CHARLOTTE – Davis Love III—born in these parts 54 years ago, winner of this championship 20 years ago, head cheerleader of last year’s winning U.S. Ryder Cup team—has consistent advice for any young player trying to make it on the modern PGA Tour. You can think of the golfer Will Farrell and Cheri Oteri for this next part if you are so inclined:
Be aggressive! Be-be aggressive!
Some of you surely remember Thorbjorn Olesen, graduate of the Nordic Tour, when he announced his talents to the big leagues at the 2012 British Open. You never saw a golfer with less body fat or a more aggressive swing, plus there was the fire coming out of his Danish eyes. Five years later he’s only 27 and he played his bottom off on the demanding, excellent Quail Hollow Club course here to go around in 67, four under par. Nobody did it better, though Kevin Kisner matched it. Combined they might weigh 300 pounds, but they both have the first necessary ingredient to get around this course: enough clubhead speed to play out of the snarling, surprisingly dry Bermuda rough.
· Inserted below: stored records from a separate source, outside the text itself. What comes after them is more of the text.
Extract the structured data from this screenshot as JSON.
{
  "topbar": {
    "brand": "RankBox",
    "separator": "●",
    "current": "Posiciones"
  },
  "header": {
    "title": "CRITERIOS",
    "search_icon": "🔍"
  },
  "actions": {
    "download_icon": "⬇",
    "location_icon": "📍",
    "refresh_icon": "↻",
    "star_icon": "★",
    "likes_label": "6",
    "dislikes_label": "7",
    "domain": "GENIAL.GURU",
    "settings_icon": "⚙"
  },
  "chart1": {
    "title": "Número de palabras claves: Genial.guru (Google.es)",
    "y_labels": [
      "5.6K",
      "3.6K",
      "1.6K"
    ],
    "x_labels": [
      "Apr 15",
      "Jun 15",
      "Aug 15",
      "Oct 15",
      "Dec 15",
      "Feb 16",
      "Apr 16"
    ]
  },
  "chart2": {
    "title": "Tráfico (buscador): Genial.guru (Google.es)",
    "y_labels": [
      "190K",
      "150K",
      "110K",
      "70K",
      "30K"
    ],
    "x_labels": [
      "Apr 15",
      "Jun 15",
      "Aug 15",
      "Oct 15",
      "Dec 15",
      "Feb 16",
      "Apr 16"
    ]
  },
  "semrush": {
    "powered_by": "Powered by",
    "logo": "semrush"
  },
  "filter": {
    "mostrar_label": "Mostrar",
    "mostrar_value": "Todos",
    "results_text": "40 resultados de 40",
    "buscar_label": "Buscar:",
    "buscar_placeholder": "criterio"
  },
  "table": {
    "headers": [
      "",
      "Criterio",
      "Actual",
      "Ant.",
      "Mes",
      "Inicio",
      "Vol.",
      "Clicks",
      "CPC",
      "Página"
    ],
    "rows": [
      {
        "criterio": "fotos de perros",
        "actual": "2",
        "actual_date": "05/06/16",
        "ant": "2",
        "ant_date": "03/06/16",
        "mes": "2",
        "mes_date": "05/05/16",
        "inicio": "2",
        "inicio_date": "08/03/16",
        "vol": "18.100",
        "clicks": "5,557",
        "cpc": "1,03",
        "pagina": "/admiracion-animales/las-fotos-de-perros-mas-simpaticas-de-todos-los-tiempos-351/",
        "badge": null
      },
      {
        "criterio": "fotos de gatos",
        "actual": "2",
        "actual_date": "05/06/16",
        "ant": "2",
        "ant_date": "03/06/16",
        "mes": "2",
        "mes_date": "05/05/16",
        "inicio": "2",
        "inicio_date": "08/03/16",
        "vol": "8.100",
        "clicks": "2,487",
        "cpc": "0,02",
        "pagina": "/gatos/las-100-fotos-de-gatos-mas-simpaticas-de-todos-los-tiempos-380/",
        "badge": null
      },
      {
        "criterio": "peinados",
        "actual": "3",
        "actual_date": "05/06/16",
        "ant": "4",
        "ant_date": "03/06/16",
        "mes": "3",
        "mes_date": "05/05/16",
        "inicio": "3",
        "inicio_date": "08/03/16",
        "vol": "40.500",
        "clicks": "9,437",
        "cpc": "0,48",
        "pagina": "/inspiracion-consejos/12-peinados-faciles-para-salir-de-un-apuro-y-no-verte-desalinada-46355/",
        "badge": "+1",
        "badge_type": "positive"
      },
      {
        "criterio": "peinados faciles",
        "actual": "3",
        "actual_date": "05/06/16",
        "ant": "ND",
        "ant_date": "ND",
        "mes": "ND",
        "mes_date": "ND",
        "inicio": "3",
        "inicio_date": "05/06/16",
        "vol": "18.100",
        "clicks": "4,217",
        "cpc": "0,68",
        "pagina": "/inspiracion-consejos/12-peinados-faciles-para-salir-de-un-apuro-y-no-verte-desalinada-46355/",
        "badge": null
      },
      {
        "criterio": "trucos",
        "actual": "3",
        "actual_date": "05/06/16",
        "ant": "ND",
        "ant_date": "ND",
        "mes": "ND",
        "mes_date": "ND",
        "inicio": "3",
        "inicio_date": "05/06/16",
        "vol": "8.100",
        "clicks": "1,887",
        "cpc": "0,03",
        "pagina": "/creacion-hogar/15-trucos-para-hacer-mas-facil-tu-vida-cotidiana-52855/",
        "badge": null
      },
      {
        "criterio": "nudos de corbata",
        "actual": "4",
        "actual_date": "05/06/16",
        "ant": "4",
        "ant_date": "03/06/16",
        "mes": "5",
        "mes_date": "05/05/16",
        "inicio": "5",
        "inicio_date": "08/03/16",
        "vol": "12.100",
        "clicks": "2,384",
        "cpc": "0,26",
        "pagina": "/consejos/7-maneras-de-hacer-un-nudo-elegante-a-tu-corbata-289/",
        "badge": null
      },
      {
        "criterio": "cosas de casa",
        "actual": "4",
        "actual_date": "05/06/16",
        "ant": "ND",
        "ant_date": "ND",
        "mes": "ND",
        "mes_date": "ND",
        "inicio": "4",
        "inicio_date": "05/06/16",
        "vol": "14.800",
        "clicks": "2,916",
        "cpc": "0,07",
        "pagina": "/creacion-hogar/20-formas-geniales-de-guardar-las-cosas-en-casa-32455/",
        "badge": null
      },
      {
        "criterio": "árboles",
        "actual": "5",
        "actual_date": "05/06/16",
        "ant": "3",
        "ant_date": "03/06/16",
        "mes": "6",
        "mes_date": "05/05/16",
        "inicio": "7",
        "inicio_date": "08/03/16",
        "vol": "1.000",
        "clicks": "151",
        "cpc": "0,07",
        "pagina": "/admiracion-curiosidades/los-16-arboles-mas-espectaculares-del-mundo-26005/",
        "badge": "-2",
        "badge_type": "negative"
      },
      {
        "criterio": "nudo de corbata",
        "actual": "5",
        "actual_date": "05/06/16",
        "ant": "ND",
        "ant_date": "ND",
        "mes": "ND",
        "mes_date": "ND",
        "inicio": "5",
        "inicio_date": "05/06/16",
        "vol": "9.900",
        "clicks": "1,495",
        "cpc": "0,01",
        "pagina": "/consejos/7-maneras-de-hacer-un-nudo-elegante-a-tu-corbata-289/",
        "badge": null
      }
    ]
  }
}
But the reason these next three days are going to make for a superb championship is not because Olesen and Kisner are such big names. And it’s not because the rough is crazy demanding. The reason this tournament will almost certainly end up with a big-time already-proven talent is because the course demands everything. This is not just another Wells Fargo Championship, a good event though that is. These are firm, fast crusty Bermuda greens, the likes of which the Tour players don’t see much of, and in the late afternoon on Saturday and Sunday it’s going to take all sorts of game to master them.
What we’re talking about is the sweet-spot that every course set-up person from the USGA and the PGA of America wants, the sweet-spot of making the players switch gears as they get closer to the hole, from hyper-aggressive to masters of finesse.
You get the point. Jordan Spieth, looking to become the youngest player ever to win the professional career grand slam following his win at the British Open last month, is by no means out of it after a first-round 72. As for the U.S. Open winner, Brooks Koepka, who shot 68, he will have to play more half-shots and little pitches and chips here than he did at Erin Hills in order to win. These greens are far harder to hold. These four major winners—Dustin Johnson, Jason Day, Louis Oosthuizen and Hideki Matsuyama—all shot 70s, and are in excellent position. Hold it, hold it, this just in: Hideki (informed sources are saying) has not won a major championship. But it seems like he has, doesn’t it?
This is the kind of course that, back in the day, Tiger Woods would have had a field day on, requiring so much distance, iron control, finesse pitching and good putting. It’s weird, to be in the player’s locker room and see the special section for the former winners and there’s just a big sad blank between the spot reserved for Jimmy Walker and the plaque with Y.E. Yang’s name on it. No Tiger, no Joe LaCava, no Jim “Bones” Mackay. Phil Mickelson shooting 79. You can pine for 2007 all you want. That era is over and done.
Youth will be served this week, but wise youth. That’s why the threesome of Rickie Fowler, Jon Rahm and Rory McIlroy was particularly interesting to watch late Thursday afternoon. It was getting on 5 p.m. when they made the turn.
Talk about three aggressive players! Large Jon Rahm, with his Elvis sideburns and his Jay Z flat-brimmed TaylorMade hat, devoured one of those 17-ounce water bottles in about three big sips on 14 today. McIlroy drove it in the right rough on the par-5 15th. You could see the north-pole of his ball and that’s about it. The ball was engulfed. There would have been no shame in hitting a heavy-headed sand wedge back in play there. Instead, McIlroy just annihilated a 5-wood, beating right down on it and leaving a most impressive divot. “You can get more of a wood on it than an iron,” McIlroy said later. Yeah, that’s true—if you have 120 miles per hour of clubhead speed! He shot 72, came out of the scorer’s trailer looking exhausted but thoughtfully answered reporters’ questions for a solid five or six minutes nonetheless.
Rahm shot 70 but played some tired golf coming in, with bogeys on 16 and 17. He’s a fantastic and already proven talent and nobody will be surprised to see him contend here this week, but he has a short swing and a big, big frame and how that combination will hold up on a Sunday afternoon at a major is still an unknown. All swings get shorter with the pressure on. That doesn’t leave a short swing any place to go.
Then there was Fowler’s 69. Maybe Patrick Reed’s 69 and Paul Casey’s 69 and Tony Finau’s 69 were every bit as good. Three more aggressive hombres there, but does one of them have the pitching, chipping and putting game needed to win here? We shall see. Little Rickie does, but he turns 30 next year and we’ve been singing his golfing praises for a long time now. His game was so solid and athletic on Thursday, watching him play the course was like watching him at his breakthrough win at here at the 2012 Wells Fargo event, in a playoff over McIlroy and D.A. Points (who shot 68 on Thursday). But this is a different and more challenging course, with more a stake. He’ll have a chance, if he can remember his captain’s motto:
Be aggressive. Be-be aggressive.